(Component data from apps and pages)
====
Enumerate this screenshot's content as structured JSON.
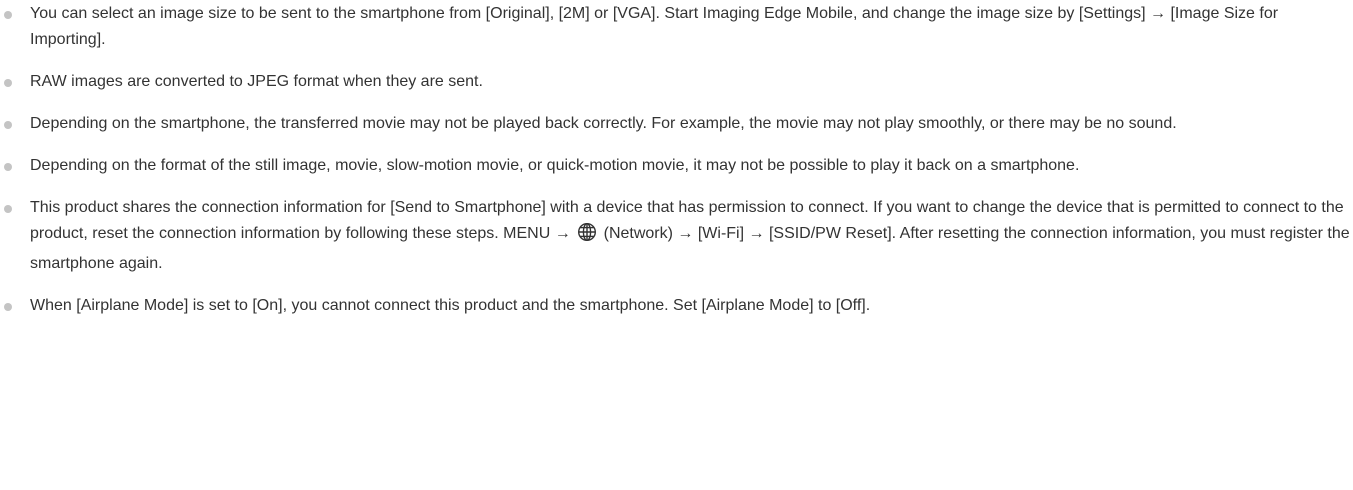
{
  "notes": [
    {
      "text": "You can select an image size to be sent to the smartphone from [Original], [2M] or [VGA]. Start Imaging Edge Mobile, and change the image size by [Settings] → [Image Size for Importing]."
    },
    {
      "text": "RAW images are converted to JPEG format when they are sent."
    },
    {
      "text": "Depending on the smartphone, the transferred movie may not be played back correctly. For example, the movie may not play smoothly, or there may be no sound."
    },
    {
      "text": "Depending on the format of the still image, movie, slow-motion movie, or quick-motion movie, it may not be possible to play it back on a smartphone."
    },
    {
      "text_before_icon": "This product shares the connection information for [Send to Smartphone] with a device that has permission to connect. If you want to change the device that is permitted to connect to the product, reset the connection information by following these steps. MENU →",
      "icon": "network-globe-icon",
      "text_after_icon": "(Network) → [Wi-Fi] → [SSID/PW Reset]. After resetting the connection information, you must register the smartphone again."
    },
    {
      "text": "When [Airplane Mode] is set to [On], you cannot connect this product and the smartphone. Set [Airplane Mode] to [Off]."
    }
  ],
  "colors": {
    "text": "#333333",
    "bullet": "#c4c4c4"
  }
}
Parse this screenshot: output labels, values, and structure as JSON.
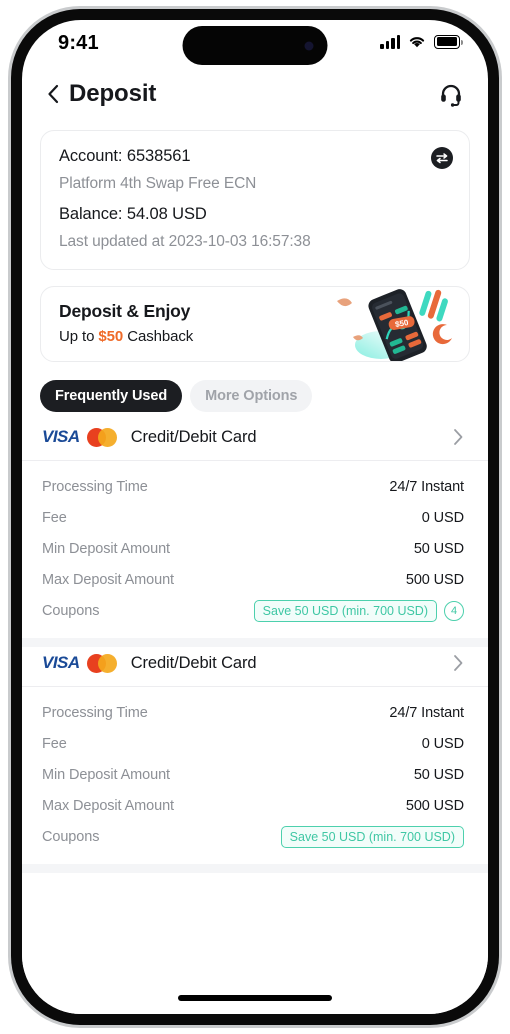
{
  "status_bar": {
    "time": "9:41",
    "signal_icon": "cellular-signal-icon",
    "wifi_icon": "wifi-icon",
    "battery_icon": "battery-icon"
  },
  "header": {
    "back_icon": "chevron-left-icon",
    "title": "Deposit",
    "support_icon": "headset-icon"
  },
  "account_card": {
    "account": "Account: 6538561",
    "platform": "Platform 4th Swap Free ECN",
    "balance": "Balance: 54.08 USD",
    "last_updated": "Last updated at 2023-10-03 16:57:38",
    "switch_icon": "swap-account-icon"
  },
  "promo": {
    "title": "Deposit & Enjoy",
    "sub_prefix": "Up to ",
    "amount": "$50",
    "sub_suffix": " Cashback",
    "amount_color": "#ef6a28",
    "art_icon": "trading-phone-illustration"
  },
  "tabs": [
    {
      "label": "Frequently Used",
      "active": true
    },
    {
      "label": "More Options",
      "active": false
    }
  ],
  "methods": [
    {
      "name": "Credit/Debit Card",
      "visa_logo": "VISA",
      "mastercard_icon": "mastercard-icon",
      "arrow_icon": "chevron-right-icon",
      "rows": [
        {
          "label": "Processing Time",
          "value": "24/7 Instant"
        },
        {
          "label": "Fee",
          "value": "0 USD"
        },
        {
          "label": "Min Deposit Amount",
          "value": "50 USD"
        },
        {
          "label": "Max Deposit Amount",
          "value": "500 USD"
        }
      ],
      "coupons_label": "Coupons",
      "coupon_chip": "Save 50 USD (min. 700 USD)",
      "coupon_count": "4",
      "has_coupon_count": true
    },
    {
      "name": "Credit/Debit Card",
      "visa_logo": "VISA",
      "mastercard_icon": "mastercard-icon",
      "arrow_icon": "chevron-right-icon",
      "rows": [
        {
          "label": "Processing Time",
          "value": "24/7 Instant"
        },
        {
          "label": "Fee",
          "value": "0 USD"
        },
        {
          "label": "Min Deposit Amount",
          "value": "50 USD"
        },
        {
          "label": "Max Deposit Amount",
          "value": "500 USD"
        }
      ],
      "coupons_label": "Coupons",
      "coupon_chip": "Save 50 USD (min. 700 USD)",
      "coupon_count": "",
      "has_coupon_count": false
    }
  ],
  "colors": {
    "accent_dark": "#1c1e22",
    "coupon_teal": "#3fc7a4",
    "promo_orange": "#ef6a28",
    "visa_blue": "#1a4a97"
  }
}
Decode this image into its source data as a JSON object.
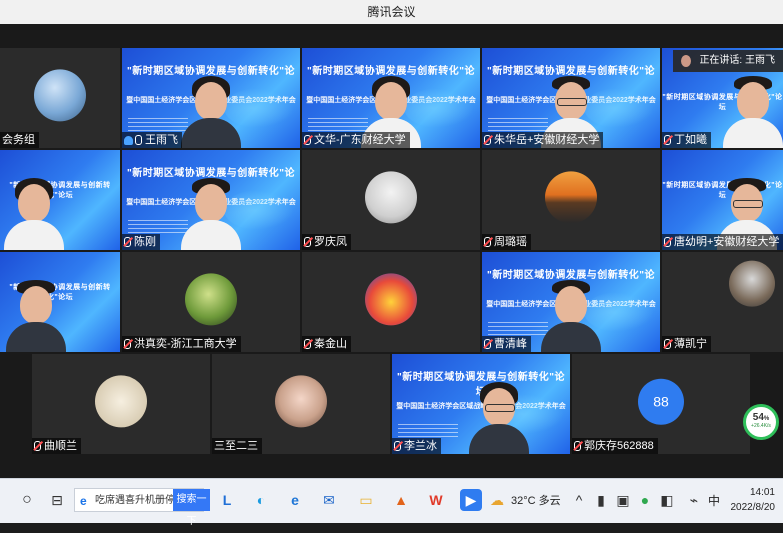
{
  "window": {
    "title": "腾讯会议"
  },
  "speaking": {
    "label": "正在讲话: 王雨飞"
  },
  "banner": {
    "line1": "\"新时期区域协调发展与创新转化\"论坛",
    "line2": "暨中国国土经济学会区域战略专业委员会2022学术年会"
  },
  "participants": [
    {
      "name": "会务组",
      "type": "avatar",
      "mic": "none"
    },
    {
      "name": "王雨飞",
      "type": "video",
      "mic": "on",
      "host": true
    },
    {
      "name": "文华-广东财经大学",
      "type": "video",
      "mic": "muted"
    },
    {
      "name": "朱华岳+安徽财经大学",
      "type": "video",
      "mic": "muted"
    },
    {
      "name": "丁如曦",
      "type": "video",
      "mic": "muted"
    },
    {
      "name": "",
      "type": "video",
      "mic": "none"
    },
    {
      "name": "陈刚",
      "type": "video",
      "mic": "muted"
    },
    {
      "name": "罗庆凤",
      "type": "avatar",
      "mic": "muted"
    },
    {
      "name": "周璐瑶",
      "type": "avatar",
      "mic": "muted"
    },
    {
      "name": "唐幼明+安徽财经大学",
      "type": "video",
      "mic": "muted"
    },
    {
      "name": "",
      "type": "video",
      "mic": "none"
    },
    {
      "name": "洪真奕-浙江工商大学",
      "type": "avatar",
      "mic": "muted"
    },
    {
      "name": "秦金山",
      "type": "avatar",
      "mic": "muted"
    },
    {
      "name": "曹清峰",
      "type": "video",
      "mic": "muted"
    },
    {
      "name": "薄凯宁",
      "type": "avatar",
      "mic": "muted"
    },
    {
      "name": "曲顺兰",
      "type": "avatar",
      "mic": "muted"
    },
    {
      "name": "三至二三",
      "type": "avatar",
      "mic": "none"
    },
    {
      "name": "李兰冰",
      "type": "video",
      "mic": "muted"
    },
    {
      "name": "郭庆存562888",
      "type": "initials",
      "initials": "88",
      "mic": "muted"
    }
  ],
  "network": {
    "percent": "54",
    "unit": "%",
    "speed": "+26.4K/s"
  },
  "taskbar": {
    "search_text": "吃席遇喜升机册停",
    "search_button": "搜索一下",
    "weather": "32°C 多云",
    "ime": "中",
    "time": "14:01",
    "date": "2022/8/20"
  }
}
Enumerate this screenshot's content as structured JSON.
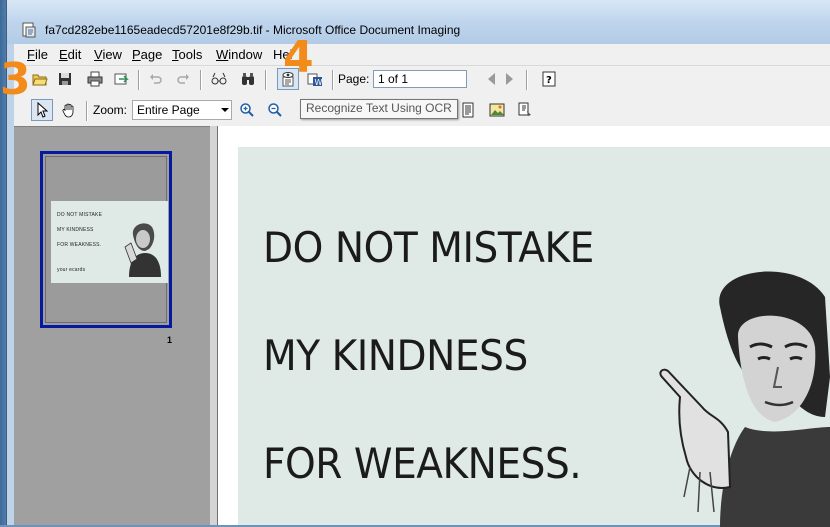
{
  "window": {
    "title": "fa7cd282ebe1165eadecd57201e8f29b.tif - Microsoft Office Document Imaging"
  },
  "menu": [
    {
      "label": "File",
      "key": "F",
      "rest": "ile"
    },
    {
      "label": "Edit",
      "key": "E",
      "rest": "dit"
    },
    {
      "label": "View",
      "key": "V",
      "rest": "iew"
    },
    {
      "label": "Page",
      "key": "P",
      "rest": "age"
    },
    {
      "label": "Tools",
      "key": "T",
      "rest": "ools"
    },
    {
      "label": "Window",
      "key": "W",
      "rest": "indow"
    },
    {
      "label": "Help",
      "key": "",
      "rest": "Hel"
    }
  ],
  "toolbar": {
    "page_label": "Page:",
    "page_value": "1 of 1",
    "zoom_label": "Zoom:",
    "zoom_value": "Entire Page",
    "tooltip": "Recognize Text Using OCR"
  },
  "thumbnail": {
    "lines": [
      "DO NOT MISTAKE",
      "MY KINDNESS",
      "FOR WEAKNESS."
    ],
    "brand": "your ecards",
    "page_number": "1"
  },
  "document": {
    "lines": [
      "DO NOT MISTAKE",
      "MY KINDNESS",
      "FOR WEAKNESS."
    ]
  },
  "annotations": {
    "step3": "3",
    "step4": "4"
  },
  "colors": {
    "annotation": "#f28b1a",
    "thumb_border": "#061aa0",
    "page_bg": "#dfeae6"
  }
}
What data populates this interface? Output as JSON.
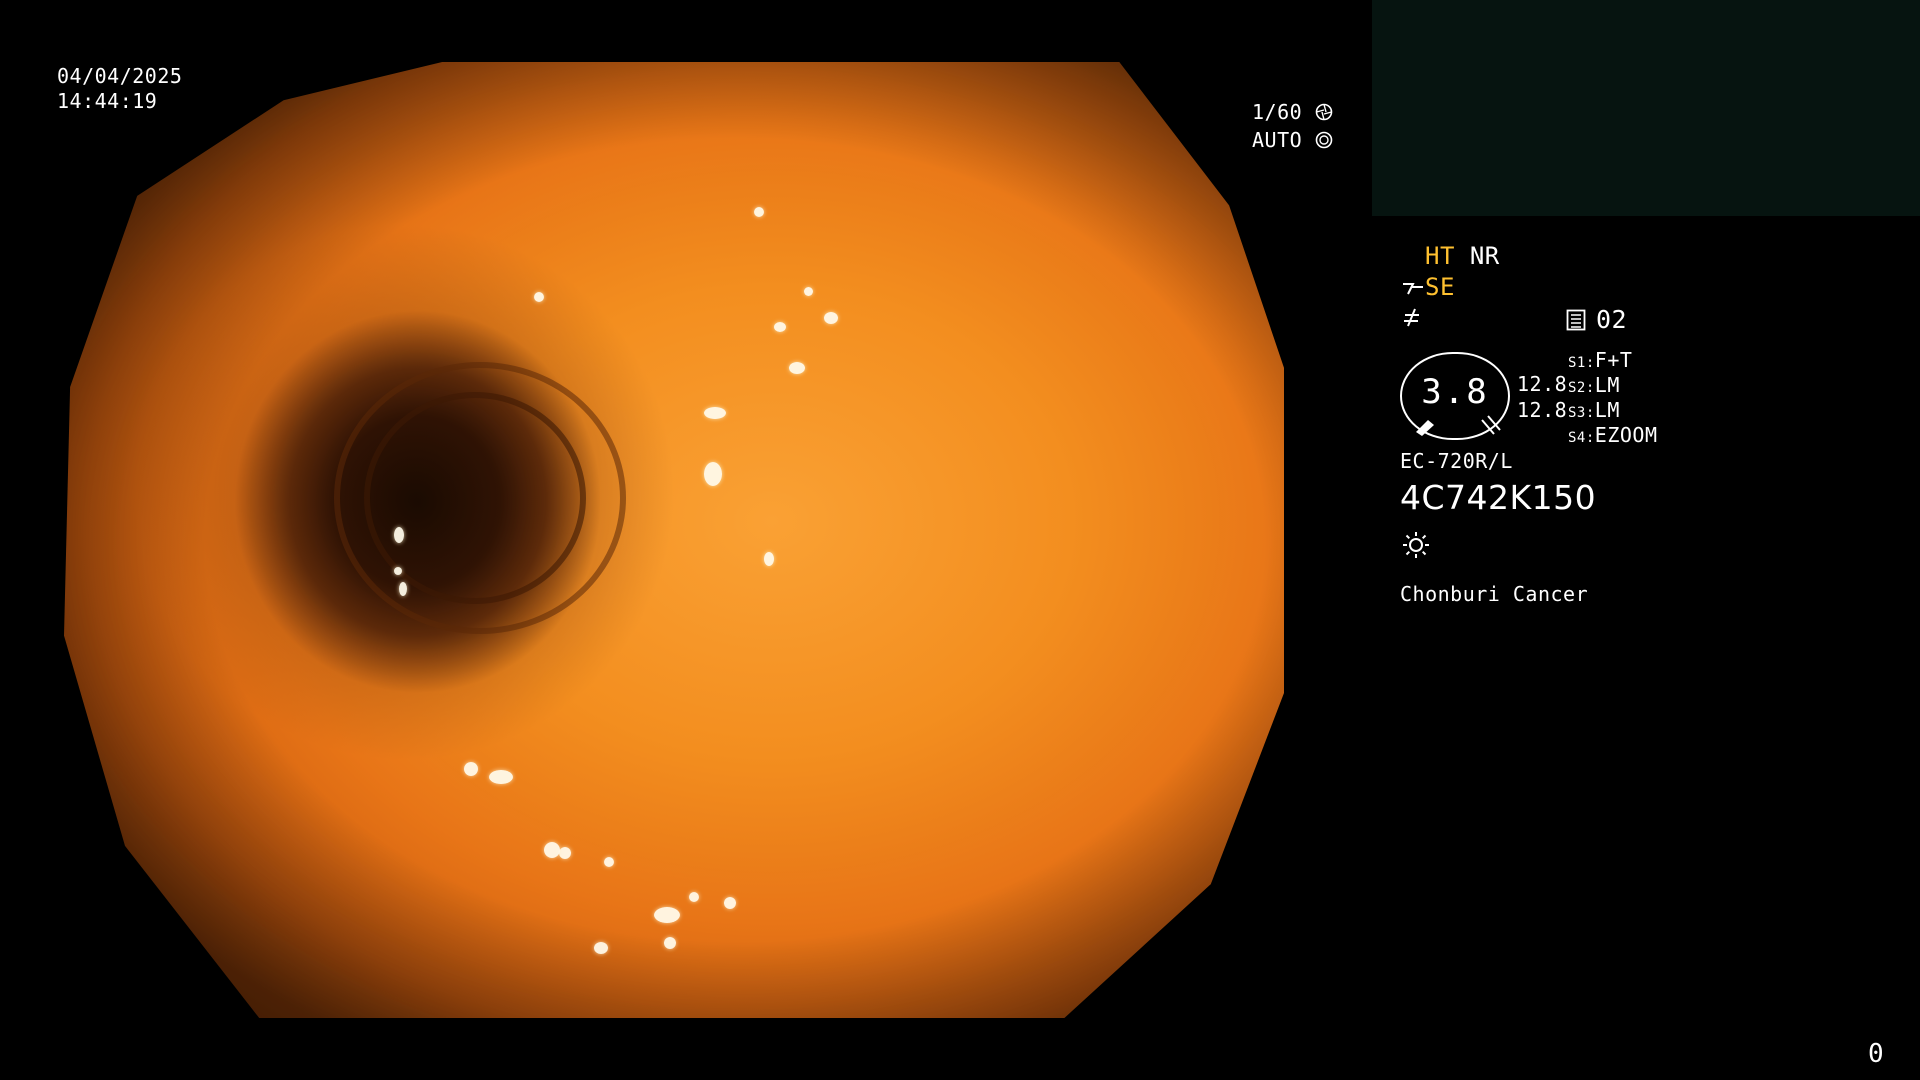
{
  "datetime": {
    "date": "04/04/2025",
    "time": "14:44:19"
  },
  "camera": {
    "shutter": "1/60",
    "iris": "AUTO",
    "shutter_icon": "aperture-icon",
    "iris_icon": "iris-icon"
  },
  "modes": {
    "ht": "HT",
    "nr": "NR",
    "se": "SE"
  },
  "memory": {
    "icon": "memory-card-icon",
    "value": "02"
  },
  "gauge": {
    "value": "3.8",
    "reading_top": "12.8",
    "reading_bottom": "12.8"
  },
  "switches": [
    {
      "key": "S1",
      "value": "F+T"
    },
    {
      "key": "S2",
      "value": "LM"
    },
    {
      "key": "S3",
      "value": "LM"
    },
    {
      "key": "S4",
      "value": "EZOOM"
    }
  ],
  "scope": {
    "model": "EC-720R/L",
    "serial": "4C742K150"
  },
  "light_icon": "sun-icon",
  "institution": "Chonburi Cancer",
  "counter": "0",
  "colors": {
    "accent_yellow": "#ffc130",
    "panel_dark": "#061410"
  }
}
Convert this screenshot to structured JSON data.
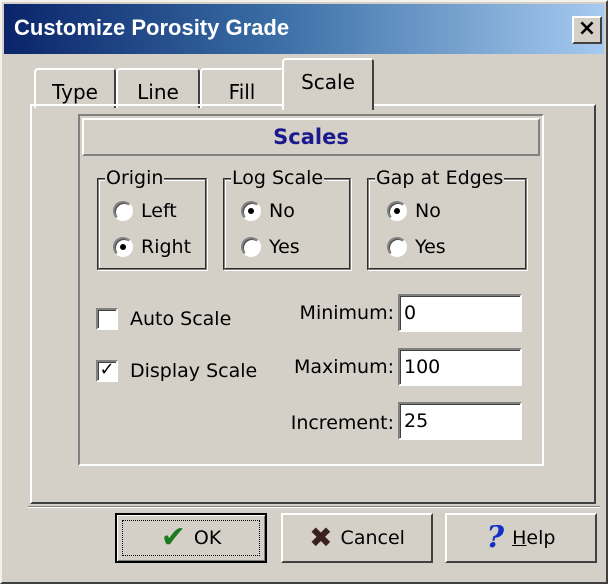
{
  "window": {
    "title": "Customize Porosity Grade",
    "close_label": "×"
  },
  "tabs": [
    {
      "label": "Type"
    },
    {
      "label": "Line"
    },
    {
      "label": "Fill"
    },
    {
      "label": "Scale",
      "selected": true
    }
  ],
  "scales": {
    "header": "Scales",
    "origin": {
      "title": "Origin",
      "options": [
        "Left",
        "Right"
      ],
      "selected": "Right"
    },
    "log_scale": {
      "title": "Log Scale",
      "options": [
        "No",
        "Yes"
      ],
      "selected": "No"
    },
    "gap_at_edges": {
      "title": "Gap at Edges",
      "options": [
        "No",
        "Yes"
      ],
      "selected": "No"
    },
    "auto_scale": {
      "label": "Auto Scale",
      "checked": false,
      "mark": ""
    },
    "display_scale": {
      "label": "Display Scale",
      "checked": true,
      "mark": "✓"
    },
    "minimum": {
      "label": "Minimum:",
      "value": "0"
    },
    "maximum": {
      "label": "Maximum:",
      "value": "100"
    },
    "increment": {
      "label": "Increment:",
      "value": "25"
    }
  },
  "buttons": {
    "ok": {
      "label": "OK",
      "icon": "check-icon"
    },
    "cancel": {
      "label": "Cancel",
      "icon": "x-icon"
    },
    "help": {
      "label_first": "H",
      "label_rest": "elp",
      "icon": "question-icon"
    }
  },
  "icons": {
    "check": "✔",
    "x": "✖",
    "question": "?"
  },
  "colors": {
    "titlebar_start": "#0a246a",
    "titlebar_end": "#a6caf0",
    "face": "#d4d0c8",
    "header_text": "#1a1a8e"
  }
}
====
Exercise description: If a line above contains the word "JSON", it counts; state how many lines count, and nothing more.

The answer: 6